      (Being able to put family members on an info diet is a really good life skill. Esp if you're planning a wedding, or your inlaws don't like how you're raising your child, or your parent doesn't want you to be in a band but become a doctor instead, or you're transitioning and your family don't want you many good scenarios where it's essential to be able to detach your sense of self & self esteem from someone else's approval. "We don't see eye to eye on this, but that's OK", "I don't need your agreement, and your opinion has no power over me", "I make my own decisions and will tell you what I've done only when/if you need to know"...phrases to keep in your heart)

      The difficulty is, if you're still in a situation where you are living in your mum's house and she's supporting you financially.

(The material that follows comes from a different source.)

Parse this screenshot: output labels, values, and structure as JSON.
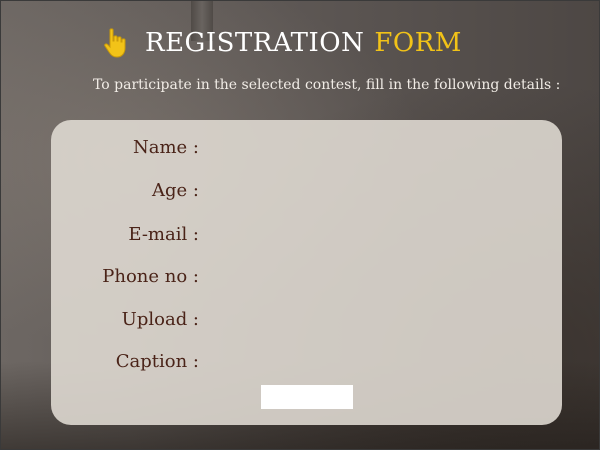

If that's the case, think critically about whether she's taking advantage of your dependency to control how you spend & taking out her insecurity about money on you by imposing her values. OR whether she might have a point. Spending £50 on custom artwork is a luxury purchase, and it's a dark time for a lot of people right now - a lot of job loss and future uncertainty. If you're younger, its possible that your mum is shielding you from the family's financial situation; or that she's applying her past knowledge of living through recessions to anticipating how long it will be until the world is back to normal.

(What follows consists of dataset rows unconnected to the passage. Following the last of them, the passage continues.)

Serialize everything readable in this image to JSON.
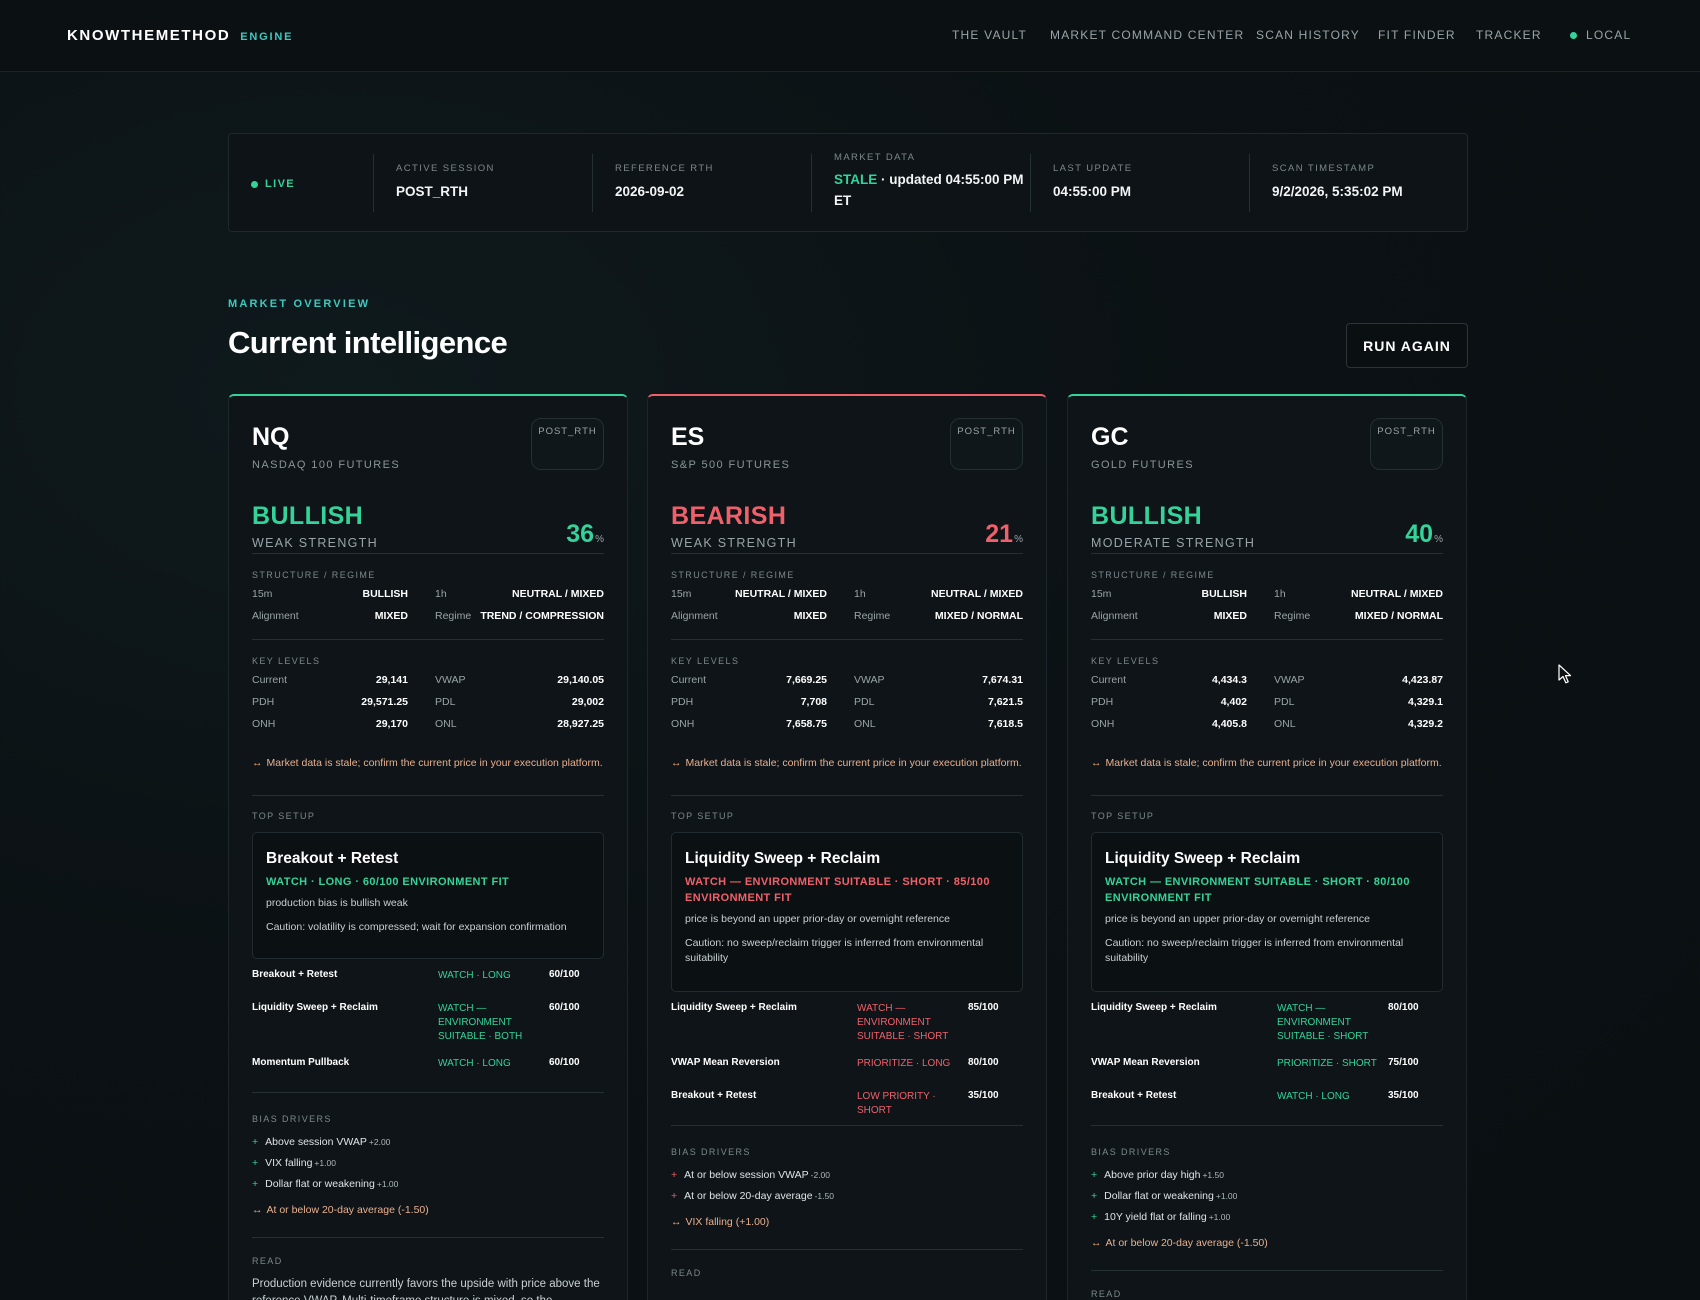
{
  "nav": {
    "brand": "KNOWTHEMETHOD",
    "brand_tag": "ENGINE",
    "links": [
      "THE VAULT",
      "MARKET COMMAND CENTER",
      "SCAN HISTORY",
      "FIT FINDER",
      "TRACKER"
    ],
    "local": "LOCAL"
  },
  "status": {
    "live": "LIVE",
    "active_session_label": "ACTIVE SESSION",
    "active_session": "POST_RTH",
    "reference_label": "REFERENCE RTH",
    "reference": "2026-09-02",
    "market_label": "MARKET DATA",
    "market_stale": "STALE",
    "market_rest": " · updated 04:55:00 PM ET",
    "last_update_label": "LAST UPDATE",
    "last_update": "04:55:00 PM",
    "scan_label": "SCAN TIMESTAMP",
    "scan": "9/2/2026, 5:35:02 PM"
  },
  "overview": {
    "eyebrow": "MARKET OVERVIEW",
    "title": "Current intelligence",
    "run_again": "RUN AGAIN"
  },
  "labels": {
    "structure": "STRUCTURE / REGIME",
    "key_levels": "KEY LEVELS",
    "top_setup": "TOP SETUP",
    "bias_drivers": "BIAS DRIVERS",
    "read": "READ",
    "k_15m": "15m",
    "k_1h": "1h",
    "k_alignment": "Alignment",
    "k_regime": "Regime",
    "k_current": "Current",
    "k_vwap": "VWAP",
    "k_pdh": "PDH",
    "k_pdl": "PDL",
    "k_onh": "ONH",
    "k_onl": "ONL",
    "pct_sign": "%",
    "stale_warning": "Market data is stale; confirm the current price in your execution platform."
  },
  "colors": {
    "bull": "#34d399",
    "bear": "#f0606a",
    "accent": "#3ec9c0",
    "warn": "#e9b08e"
  },
  "cards": [
    {
      "symbol": "NQ",
      "name": "NASDAQ 100 FUTURES",
      "session": "POST_RTH",
      "bias": "BULLISH",
      "strength": "WEAK STRENGTH",
      "pct": "36",
      "s15m": "BULLISH",
      "s1h": "NEUTRAL / MIXED",
      "alignment": "MIXED",
      "regime": "TREND / COMPRESSION",
      "current": "29,141",
      "vwap": "29,140.05",
      "pdh": "29,571.25",
      "pdl": "29,002",
      "onh": "29,170",
      "onl": "28,927.25",
      "setup_title": "Breakout + Retest",
      "setup_sub": "WATCH · LONG · 60/100 ENVIRONMENT FIT",
      "setup_p1": "production bias is bullish weak",
      "setup_p2": "Caution: volatility is compressed; wait for expansion confirmation",
      "alts": [
        {
          "name": "Breakout + Retest",
          "status": "WATCH · LONG",
          "score": "60/100"
        },
        {
          "name": "Liquidity Sweep + Reclaim",
          "status": "WATCH — ENVIRONMENT SUITABLE · BOTH",
          "score": "60/100"
        },
        {
          "name": "Momentum Pullback",
          "status": "WATCH · LONG",
          "score": "60/100"
        }
      ],
      "drivers": [
        {
          "text": "Above session VWAP",
          "delta": "+2.00"
        },
        {
          "text": "VIX falling",
          "delta": "+1.00"
        },
        {
          "text": "Dollar flat or weakening",
          "delta": "+1.00"
        }
      ],
      "driver_warn": "At or below 20-day average (-1.50)",
      "read": "Production evidence currently favors the upside with price above the reference VWAP. Multi-timeframe structure is mixed, so the"
    },
    {
      "symbol": "ES",
      "name": "S&P 500 FUTURES",
      "session": "POST_RTH",
      "bias": "BEARISH",
      "strength": "WEAK STRENGTH",
      "pct": "21",
      "s15m": "NEUTRAL / MIXED",
      "s1h": "NEUTRAL / MIXED",
      "alignment": "MIXED",
      "regime": "MIXED / NORMAL",
      "current": "7,669.25",
      "vwap": "7,674.31",
      "pdh": "7,708",
      "pdl": "7,621.5",
      "onh": "7,658.75",
      "onl": "7,618.5",
      "setup_title": "Liquidity Sweep + Reclaim",
      "setup_sub": "WATCH — ENVIRONMENT SUITABLE · SHORT · 85/100 ENVIRONMENT FIT",
      "setup_p1": "price is beyond an upper prior-day or overnight reference",
      "setup_p2": "Caution: no sweep/reclaim trigger is inferred from environmental suitability",
      "alts": [
        {
          "name": "Liquidity Sweep + Reclaim",
          "status": "WATCH — ENVIRONMENT SUITABLE · SHORT",
          "score": "85/100"
        },
        {
          "name": "VWAP Mean Reversion",
          "status": "PRIORITIZE · LONG",
          "score": "80/100"
        },
        {
          "name": "Breakout + Retest",
          "status": "LOW PRIORITY · SHORT",
          "score": "35/100"
        }
      ],
      "drivers": [
        {
          "text": "At or below session VWAP",
          "delta": "-2.00"
        },
        {
          "text": "At or below 20-day average",
          "delta": "-1.50"
        }
      ],
      "driver_warn": "VIX falling (+1.00)",
      "read": ""
    },
    {
      "symbol": "GC",
      "name": "GOLD FUTURES",
      "session": "POST_RTH",
      "bias": "BULLISH",
      "strength": "MODERATE STRENGTH",
      "pct": "40",
      "s15m": "BULLISH",
      "s1h": "NEUTRAL / MIXED",
      "alignment": "MIXED",
      "regime": "MIXED / NORMAL",
      "current": "4,434.3",
      "vwap": "4,423.87",
      "pdh": "4,402",
      "pdl": "4,329.1",
      "onh": "4,405.8",
      "onl": "4,329.2",
      "setup_title": "Liquidity Sweep + Reclaim",
      "setup_sub": "WATCH — ENVIRONMENT SUITABLE · SHORT · 80/100 ENVIRONMENT FIT",
      "setup_p1": "price is beyond an upper prior-day or overnight reference",
      "setup_p2": "Caution: no sweep/reclaim trigger is inferred from environmental suitability",
      "alts": [
        {
          "name": "Liquidity Sweep + Reclaim",
          "status": "WATCH — ENVIRONMENT SUITABLE · SHORT",
          "score": "80/100"
        },
        {
          "name": "VWAP Mean Reversion",
          "status": "PRIORITIZE · SHORT",
          "score": "75/100"
        },
        {
          "name": "Breakout + Retest",
          "status": "WATCH · LONG",
          "score": "35/100"
        }
      ],
      "drivers": [
        {
          "text": "Above prior day high",
          "delta": "+1.50"
        },
        {
          "text": "Dollar flat or weakening",
          "delta": "+1.00"
        },
        {
          "text": "10Y yield flat or falling",
          "delta": "+1.00"
        }
      ],
      "driver_warn": "At or below 20-day average (-1.50)",
      "read": ""
    }
  ]
}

      So, tldr:

      • Be honest with yrself about whether you think she's worried about the financial future, or just being weird and insecure about money being spent on something she doesn't understand the value of
      • If the latter, cut back on what parts of your hobby you share with her, and do not discuss what you spend your luxury budget on in future
      • If the former, hold back on ordering the face-up for now & make do with a blank doll, focusing on other parts of the hobby.
      • x 4
    18. This makes sense to me, but I think the issue is that your mum doesn't "get" what this hobby is because she's not a part of it. She has some ideas based on what she's seen, and she's not wholly wrong - some people like making their own things - but ordering other people's custom work is part of the hobby culture too. I suppose, perhaps, what's happened is she's specifically drawn to that idea of you making costumes for the doll, and so she sees it as a "peach makes her own doll" hobby.

      Possibly also, her values around money mean she feels positively about "peach's arts and crafts hobby" but very negatively about "peach's buying things hobby". Arts means creativity, imagination, skill, achievement - all these "positive" values, whereas ordering a faceup might come under the category of "shopping", with all the condescension people can have for that (acquisitive, materialist, wasteful, etc)

      I guess you want to introduce the concept of curation. Comparison points might be - getting a haircut, where you choose the style but someone else does the labour. Or styling an outfit or interior design, where you didn't make the tables and handbags and wallpaper yourself, but the way you combine these elements is the essence of the art. Or even making a movie, where the director doesn't do every job on set, but she guides the overall vision, selecting the elements and determining how they work together harmoniously.
      • x 1
    19. I definitely think you’re right. She is an artist herself, so she likes the creativity, and although she thought it was a bit strange at first, she supports that side of it. I think she’s just worried about the cost, and thinks I’m able to do it myself. From what I’ve seen here, I think it’s best I keep the cost out of conversation with her when discussing my dolls!
      • x 2
    20. I think it’s the best decision for now! Anyway how you spend is your issue, she doesn’t really need to know. It was iust you trying to be open with her, but didn't work so just do what’s more comfortable and let the money issue stay in the closet.
      I kinda had the same issue with my mom, but I understood she won’t complain about my “weird” hobbies as soon as she doesn’t know the money I spend for them! So I just stopped to tell her my expensive (for her standard) purchases prices, and she’s far more supportive like that. I just tell her when I spend little or get some deal, since for that she won’t make a fuss.
      • x 2